ACTION ITEM:
Only a number is required: how many lines of the material contain the word "description"?

ENTRIES PROVIDED:

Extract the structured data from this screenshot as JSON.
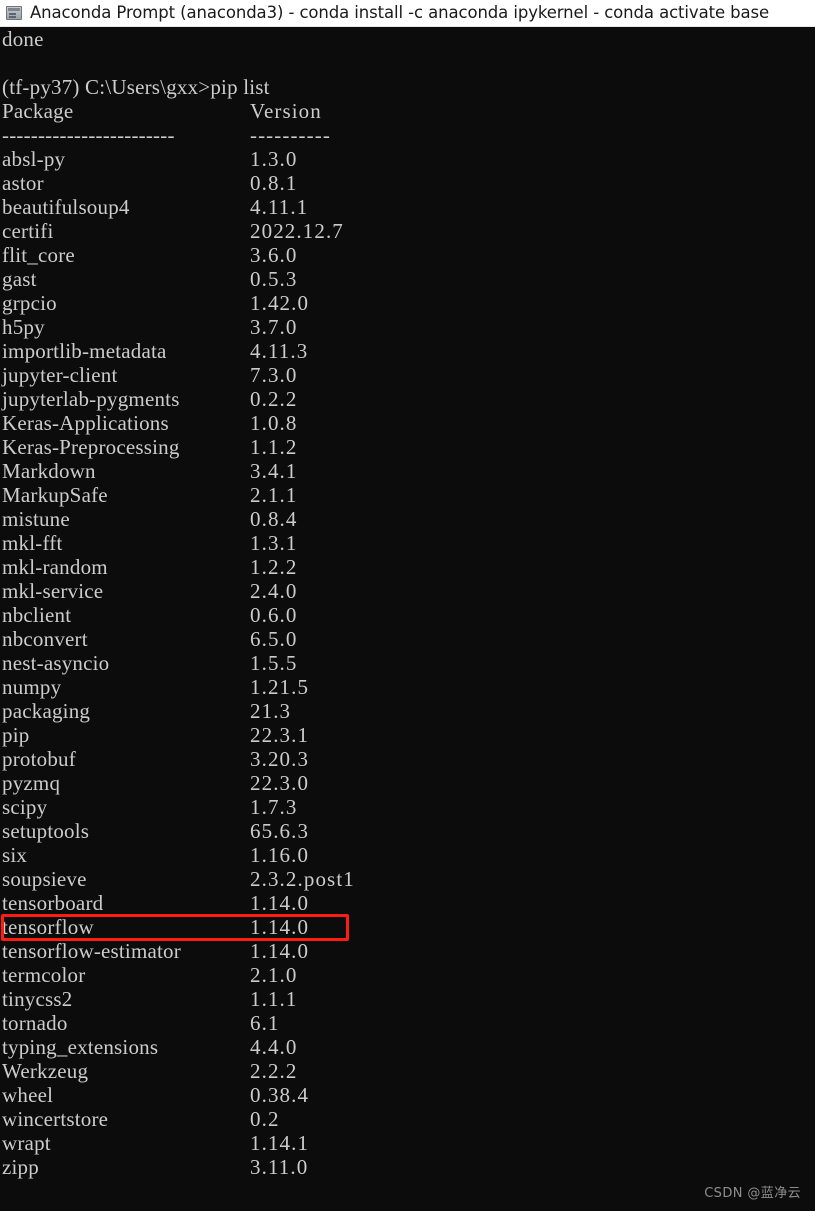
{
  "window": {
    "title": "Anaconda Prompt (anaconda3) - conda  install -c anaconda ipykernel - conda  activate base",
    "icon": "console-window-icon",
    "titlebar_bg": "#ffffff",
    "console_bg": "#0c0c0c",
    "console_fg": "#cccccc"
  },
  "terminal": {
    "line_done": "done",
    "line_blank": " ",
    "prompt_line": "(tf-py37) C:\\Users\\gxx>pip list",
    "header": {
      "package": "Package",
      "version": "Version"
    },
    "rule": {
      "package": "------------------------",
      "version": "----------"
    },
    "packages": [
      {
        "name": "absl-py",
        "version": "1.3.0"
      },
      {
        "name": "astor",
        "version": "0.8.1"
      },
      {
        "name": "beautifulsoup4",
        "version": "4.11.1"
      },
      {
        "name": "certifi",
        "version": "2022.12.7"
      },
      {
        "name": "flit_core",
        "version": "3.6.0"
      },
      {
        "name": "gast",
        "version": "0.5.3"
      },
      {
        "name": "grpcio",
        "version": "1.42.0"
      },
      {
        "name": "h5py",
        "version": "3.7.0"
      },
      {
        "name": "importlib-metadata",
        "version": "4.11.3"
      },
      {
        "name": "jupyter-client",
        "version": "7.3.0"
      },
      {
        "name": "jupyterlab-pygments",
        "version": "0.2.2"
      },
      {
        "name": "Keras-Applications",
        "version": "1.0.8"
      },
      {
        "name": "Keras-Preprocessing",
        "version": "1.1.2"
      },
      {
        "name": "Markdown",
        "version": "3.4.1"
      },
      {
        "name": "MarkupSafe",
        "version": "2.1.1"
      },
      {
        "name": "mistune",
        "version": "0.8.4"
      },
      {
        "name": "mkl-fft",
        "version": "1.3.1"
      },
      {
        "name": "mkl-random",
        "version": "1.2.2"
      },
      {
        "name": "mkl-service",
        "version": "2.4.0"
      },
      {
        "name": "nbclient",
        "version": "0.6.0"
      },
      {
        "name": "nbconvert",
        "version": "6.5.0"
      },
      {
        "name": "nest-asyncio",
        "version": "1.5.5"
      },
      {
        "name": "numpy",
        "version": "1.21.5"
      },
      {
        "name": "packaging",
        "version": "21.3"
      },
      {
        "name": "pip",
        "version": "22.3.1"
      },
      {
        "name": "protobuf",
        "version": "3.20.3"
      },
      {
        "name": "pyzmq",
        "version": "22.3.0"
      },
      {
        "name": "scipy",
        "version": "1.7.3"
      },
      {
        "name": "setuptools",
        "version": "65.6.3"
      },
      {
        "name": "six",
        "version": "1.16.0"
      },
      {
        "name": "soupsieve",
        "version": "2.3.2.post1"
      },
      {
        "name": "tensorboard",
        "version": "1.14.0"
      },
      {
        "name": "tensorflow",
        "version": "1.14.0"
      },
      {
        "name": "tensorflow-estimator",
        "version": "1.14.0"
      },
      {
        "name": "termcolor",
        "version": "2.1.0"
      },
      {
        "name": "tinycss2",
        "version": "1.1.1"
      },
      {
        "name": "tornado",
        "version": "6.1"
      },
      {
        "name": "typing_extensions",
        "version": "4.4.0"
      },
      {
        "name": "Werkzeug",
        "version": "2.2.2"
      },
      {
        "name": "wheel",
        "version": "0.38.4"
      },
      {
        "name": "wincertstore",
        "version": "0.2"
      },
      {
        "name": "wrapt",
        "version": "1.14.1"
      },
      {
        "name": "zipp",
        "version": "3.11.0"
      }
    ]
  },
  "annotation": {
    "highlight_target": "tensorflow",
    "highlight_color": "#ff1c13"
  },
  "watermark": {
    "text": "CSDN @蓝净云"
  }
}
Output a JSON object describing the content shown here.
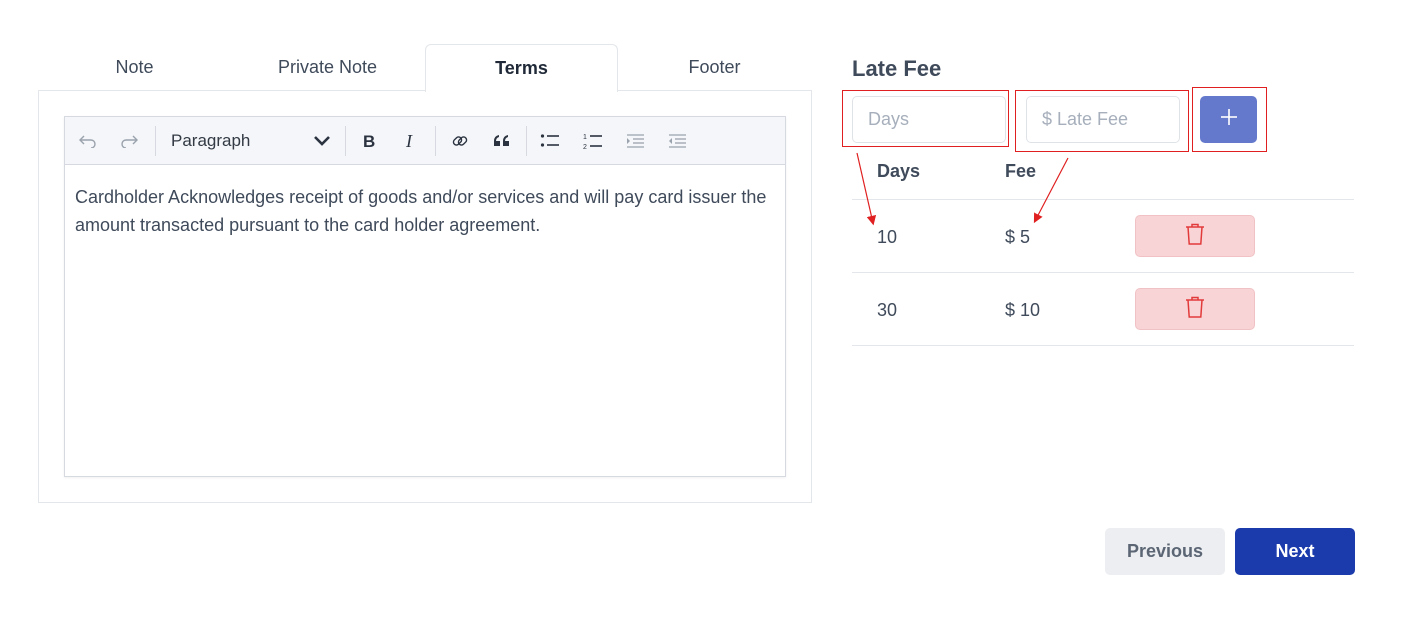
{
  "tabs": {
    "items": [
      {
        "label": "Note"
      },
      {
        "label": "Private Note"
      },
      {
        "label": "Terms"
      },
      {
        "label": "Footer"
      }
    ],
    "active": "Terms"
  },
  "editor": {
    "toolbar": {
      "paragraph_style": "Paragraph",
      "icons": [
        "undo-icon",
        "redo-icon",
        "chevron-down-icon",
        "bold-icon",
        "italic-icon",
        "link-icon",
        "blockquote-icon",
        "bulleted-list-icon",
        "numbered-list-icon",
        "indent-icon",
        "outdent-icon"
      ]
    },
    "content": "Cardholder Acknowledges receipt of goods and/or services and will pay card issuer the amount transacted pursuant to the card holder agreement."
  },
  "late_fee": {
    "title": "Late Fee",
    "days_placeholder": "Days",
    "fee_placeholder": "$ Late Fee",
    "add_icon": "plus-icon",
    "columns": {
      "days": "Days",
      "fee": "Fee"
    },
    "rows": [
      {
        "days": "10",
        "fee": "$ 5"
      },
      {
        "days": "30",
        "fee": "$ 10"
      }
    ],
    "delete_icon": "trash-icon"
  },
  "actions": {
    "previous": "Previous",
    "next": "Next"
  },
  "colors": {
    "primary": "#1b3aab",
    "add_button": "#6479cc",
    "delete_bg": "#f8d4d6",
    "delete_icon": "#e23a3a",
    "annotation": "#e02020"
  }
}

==

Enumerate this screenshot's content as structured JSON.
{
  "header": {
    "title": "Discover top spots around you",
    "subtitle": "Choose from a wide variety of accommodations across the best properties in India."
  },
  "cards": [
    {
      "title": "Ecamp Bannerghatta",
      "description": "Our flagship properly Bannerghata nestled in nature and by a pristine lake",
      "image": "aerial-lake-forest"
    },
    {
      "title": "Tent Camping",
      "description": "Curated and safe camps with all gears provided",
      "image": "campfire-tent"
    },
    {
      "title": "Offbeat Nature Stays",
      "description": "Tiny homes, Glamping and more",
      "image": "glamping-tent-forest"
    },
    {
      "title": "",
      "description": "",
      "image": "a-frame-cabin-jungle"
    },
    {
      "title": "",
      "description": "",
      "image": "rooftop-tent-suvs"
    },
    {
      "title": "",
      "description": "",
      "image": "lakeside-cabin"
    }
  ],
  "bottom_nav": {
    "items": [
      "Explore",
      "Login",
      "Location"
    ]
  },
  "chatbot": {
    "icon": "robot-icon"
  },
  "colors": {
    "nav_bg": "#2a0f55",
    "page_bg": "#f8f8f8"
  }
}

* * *

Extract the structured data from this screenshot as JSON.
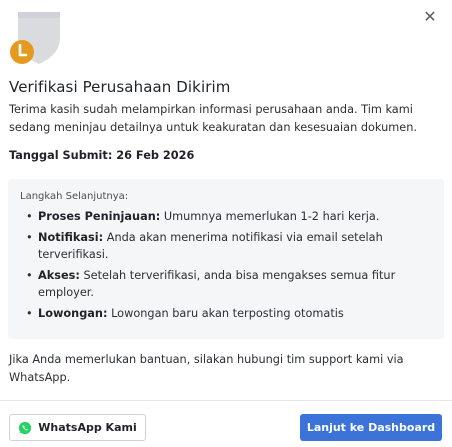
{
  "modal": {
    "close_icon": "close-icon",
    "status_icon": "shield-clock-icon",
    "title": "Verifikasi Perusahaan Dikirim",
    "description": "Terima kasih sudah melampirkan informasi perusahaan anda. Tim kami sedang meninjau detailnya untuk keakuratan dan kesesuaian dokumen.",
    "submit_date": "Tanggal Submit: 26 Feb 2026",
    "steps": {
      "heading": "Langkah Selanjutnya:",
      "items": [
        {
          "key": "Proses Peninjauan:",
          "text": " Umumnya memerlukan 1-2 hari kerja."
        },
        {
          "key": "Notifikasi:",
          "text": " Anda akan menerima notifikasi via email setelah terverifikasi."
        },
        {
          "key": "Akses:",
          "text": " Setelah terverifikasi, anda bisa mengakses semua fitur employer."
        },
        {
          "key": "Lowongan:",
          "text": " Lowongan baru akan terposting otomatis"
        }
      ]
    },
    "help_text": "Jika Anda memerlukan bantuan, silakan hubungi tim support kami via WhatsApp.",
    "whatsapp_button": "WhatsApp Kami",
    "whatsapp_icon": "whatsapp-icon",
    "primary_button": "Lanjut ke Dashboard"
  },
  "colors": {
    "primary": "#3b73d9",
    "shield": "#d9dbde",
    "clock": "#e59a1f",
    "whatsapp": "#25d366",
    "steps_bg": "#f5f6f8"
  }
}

WRITTEN ANSWER:
7